I have no photos of the exterior for the simple reason that there is none: the entrance is down an anonymous corridor, and the reception is a hole in the wall up a ramp – it feels like a very small gym – or the set of Red Dwarf.
We booked into two rooms for the purposes of exploration: a Premium Cabin, and a Standard Cabin. There are three types of room: A triple, which can sleep either three adults, or two adults and two very small children in one double bed and one large bunk-style single bed, the110 sqft/10sqm Premium Cabin which has either a double bunk (suitable for disabled access) or a convertible SmartBed’, designed exclusively for YotelAir, which glides at the touch of a button from sofa to flat bed, and the extremely compact (just 7 square meters) Standard Cabin, which is great for one, cosy for two.
Each room has free Wifi, monsoon showers and complimentary towels, flat screen TVs and workstations with multiple power points.
This is my Premium Cabin with Smartbed in upright position:
and collapsed. (There’s a video over on my Vine channel.)
The view through the bathroom’s glass panel into the sleeping area – there are privacy curtains for the modest.
Every available inch of space has been made available for bag storage and there is additional underbed storage too.
(My yellow bag is the Whistles x Buddy Cookie RollTop Tote Bag.)
Rooms come with a complimentary bottle of water and an apple, earplugs, and quite nice smelling body wash.
Love this – wish more hotels allowed for different plugs.
Every inch of space counts here: there’s no closet – after all, why would you need to unpack? So the hangers and combined coat hook are over the full length mirror.
Love the amenity wall, with its pull out workstation, and hanging folding chair.

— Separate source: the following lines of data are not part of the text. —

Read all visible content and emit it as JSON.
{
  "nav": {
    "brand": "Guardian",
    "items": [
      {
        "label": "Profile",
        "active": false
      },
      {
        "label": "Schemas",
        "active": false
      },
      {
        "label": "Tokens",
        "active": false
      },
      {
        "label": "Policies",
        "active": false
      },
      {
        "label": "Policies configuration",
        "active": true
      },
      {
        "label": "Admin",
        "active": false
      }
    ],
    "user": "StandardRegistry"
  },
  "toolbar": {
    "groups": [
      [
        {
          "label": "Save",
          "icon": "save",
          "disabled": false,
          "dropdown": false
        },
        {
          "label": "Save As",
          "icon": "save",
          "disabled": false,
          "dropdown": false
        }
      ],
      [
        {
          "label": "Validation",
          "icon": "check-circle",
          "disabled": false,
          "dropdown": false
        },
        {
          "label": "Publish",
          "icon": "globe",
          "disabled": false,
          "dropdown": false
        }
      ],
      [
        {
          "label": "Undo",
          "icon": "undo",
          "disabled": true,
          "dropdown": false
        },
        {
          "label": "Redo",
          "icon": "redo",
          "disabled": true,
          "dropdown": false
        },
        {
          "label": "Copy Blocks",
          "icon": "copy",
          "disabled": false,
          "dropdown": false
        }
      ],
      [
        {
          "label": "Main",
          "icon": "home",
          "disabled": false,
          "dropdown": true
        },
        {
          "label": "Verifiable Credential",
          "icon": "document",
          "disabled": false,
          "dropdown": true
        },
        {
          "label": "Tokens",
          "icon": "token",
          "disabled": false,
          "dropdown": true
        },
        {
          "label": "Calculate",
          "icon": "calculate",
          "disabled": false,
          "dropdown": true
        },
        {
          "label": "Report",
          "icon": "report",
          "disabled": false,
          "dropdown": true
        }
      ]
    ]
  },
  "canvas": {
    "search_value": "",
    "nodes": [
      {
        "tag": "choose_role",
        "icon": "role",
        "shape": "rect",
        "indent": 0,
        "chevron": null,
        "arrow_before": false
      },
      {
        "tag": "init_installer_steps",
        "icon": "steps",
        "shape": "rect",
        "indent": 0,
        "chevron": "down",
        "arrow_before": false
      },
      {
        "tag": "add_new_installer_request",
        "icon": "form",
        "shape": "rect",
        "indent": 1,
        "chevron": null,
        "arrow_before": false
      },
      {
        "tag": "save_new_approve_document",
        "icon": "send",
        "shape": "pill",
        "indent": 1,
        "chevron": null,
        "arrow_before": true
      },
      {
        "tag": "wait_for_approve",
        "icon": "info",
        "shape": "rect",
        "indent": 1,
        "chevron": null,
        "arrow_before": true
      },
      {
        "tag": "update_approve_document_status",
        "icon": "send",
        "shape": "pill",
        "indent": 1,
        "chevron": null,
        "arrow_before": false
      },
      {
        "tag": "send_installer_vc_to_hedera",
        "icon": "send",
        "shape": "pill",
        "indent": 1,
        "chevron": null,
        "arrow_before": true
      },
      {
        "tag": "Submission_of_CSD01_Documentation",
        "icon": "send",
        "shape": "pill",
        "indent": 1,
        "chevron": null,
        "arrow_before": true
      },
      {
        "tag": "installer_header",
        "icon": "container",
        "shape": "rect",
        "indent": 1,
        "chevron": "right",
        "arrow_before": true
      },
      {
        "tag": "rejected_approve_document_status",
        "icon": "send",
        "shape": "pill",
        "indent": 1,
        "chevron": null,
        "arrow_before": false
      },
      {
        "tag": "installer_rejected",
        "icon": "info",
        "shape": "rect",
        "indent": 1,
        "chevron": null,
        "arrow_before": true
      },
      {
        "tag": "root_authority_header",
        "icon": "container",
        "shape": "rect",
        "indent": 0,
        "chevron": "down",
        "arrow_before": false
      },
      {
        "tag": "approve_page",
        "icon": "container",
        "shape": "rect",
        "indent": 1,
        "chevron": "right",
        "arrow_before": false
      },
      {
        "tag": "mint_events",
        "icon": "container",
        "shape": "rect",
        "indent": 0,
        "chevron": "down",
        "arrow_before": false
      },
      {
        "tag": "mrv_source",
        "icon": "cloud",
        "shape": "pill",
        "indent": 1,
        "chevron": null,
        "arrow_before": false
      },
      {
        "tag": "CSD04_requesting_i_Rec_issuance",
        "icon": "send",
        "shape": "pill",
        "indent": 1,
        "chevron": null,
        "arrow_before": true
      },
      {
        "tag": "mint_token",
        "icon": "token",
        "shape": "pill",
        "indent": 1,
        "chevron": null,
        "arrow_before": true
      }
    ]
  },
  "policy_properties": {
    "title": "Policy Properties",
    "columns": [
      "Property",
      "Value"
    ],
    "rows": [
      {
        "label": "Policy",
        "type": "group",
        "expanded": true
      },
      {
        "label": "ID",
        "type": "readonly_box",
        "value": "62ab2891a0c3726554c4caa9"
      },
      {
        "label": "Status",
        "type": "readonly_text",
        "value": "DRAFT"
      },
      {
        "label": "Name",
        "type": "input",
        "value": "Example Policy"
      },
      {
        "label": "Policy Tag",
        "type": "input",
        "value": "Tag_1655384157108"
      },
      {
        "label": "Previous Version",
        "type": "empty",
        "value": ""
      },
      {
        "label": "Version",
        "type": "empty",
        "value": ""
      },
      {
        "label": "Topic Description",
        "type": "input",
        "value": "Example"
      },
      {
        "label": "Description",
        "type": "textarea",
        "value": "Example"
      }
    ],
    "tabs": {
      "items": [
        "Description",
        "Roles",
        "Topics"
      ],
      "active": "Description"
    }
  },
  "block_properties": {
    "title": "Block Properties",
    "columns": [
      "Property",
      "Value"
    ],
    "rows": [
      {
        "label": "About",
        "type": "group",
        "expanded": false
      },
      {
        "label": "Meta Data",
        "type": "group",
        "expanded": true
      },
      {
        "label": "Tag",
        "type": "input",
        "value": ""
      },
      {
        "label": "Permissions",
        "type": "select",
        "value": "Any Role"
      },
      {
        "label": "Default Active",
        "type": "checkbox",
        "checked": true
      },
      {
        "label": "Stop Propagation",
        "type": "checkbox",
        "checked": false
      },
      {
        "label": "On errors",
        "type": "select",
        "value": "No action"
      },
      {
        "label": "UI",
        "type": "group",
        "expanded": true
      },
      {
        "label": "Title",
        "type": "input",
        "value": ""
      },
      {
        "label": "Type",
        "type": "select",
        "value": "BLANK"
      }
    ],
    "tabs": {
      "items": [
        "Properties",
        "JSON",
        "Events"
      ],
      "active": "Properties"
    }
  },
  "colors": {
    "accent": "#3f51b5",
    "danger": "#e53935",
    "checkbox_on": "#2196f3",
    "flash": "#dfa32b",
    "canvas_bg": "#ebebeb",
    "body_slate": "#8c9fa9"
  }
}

It needs to be flat to the wall, or you’d never get your luggage in the room.
This is the Standard Cabin where my sister slept: It feels very nautical/spaceship. Two people could sleep in here if they were very fond of each other – or two kids. Tripping over luggage might be an issue if each had a large case, but Holly fitted in just fine on her own.
The bathing area is substantially smaller than in the premium.
Complimentary hot drinks (tea, coffee and hot chocolate) are available to all rooms 24/7. The menu has basic breakfast options, and snacks available, although those are limited to whatever can be frozen and then microwaved, and you’d better like carbs – a LOT. That being said my pizza was absolutely delicious – if you thought of it more as crispy hot bread with cheese and tomato, rather than a pizza.
I would stay there like a shot again – and if I travel through Gatwick Airport again at unsocial hours then it’s a no-brainer, given how expensive cabs are out there. Fingers crossed for a Yotel at Stansted.
Address: Heathrow Airport, Terminal 4, Hounslow, Middlesex TW6 3XA. Telephone: 020 7100 1100
At Heathrow, the Yotel is in the Arrivals Hall at Terminal 4, which is open 24 hours. If you are arriving by plane you need to go through customs/baggage reclaim as Yotel is not airside.
A word from the now-wise: the last tube that stops at Terminal 4 leaves central London around 10pm. Any later than that and you need to get off the tube at Hatton Cross and take a bus or Uber to the terminal (don’t stay on to the stop for Terminals 1/2/3, as Ubers aren’t allowed to pick up from there, and the buses are only every 30 minutes. As we discovered.)
YOTEL currently operates three airport hotels in London Gatwick, London Heathrow and Amsterdam Schiphol airports; and one city hotel in the heart of Manhattan, New York. In addition, new YOTEL Airport hotels are set to open at Paris Charles de Gaulle Airport (2016) and Singapore Changi Airport (2018) and YOTEL City hotels are under development in Williamsburg, Brooklyn (2017), Singapore Orchard Road (2017), Miami (2017) and San Francisco (2017).
Sasha and her sister Holly were guests of Yotel Heathrow in April 2016. Sasha paid £4.95 for her cheese & tomato pizza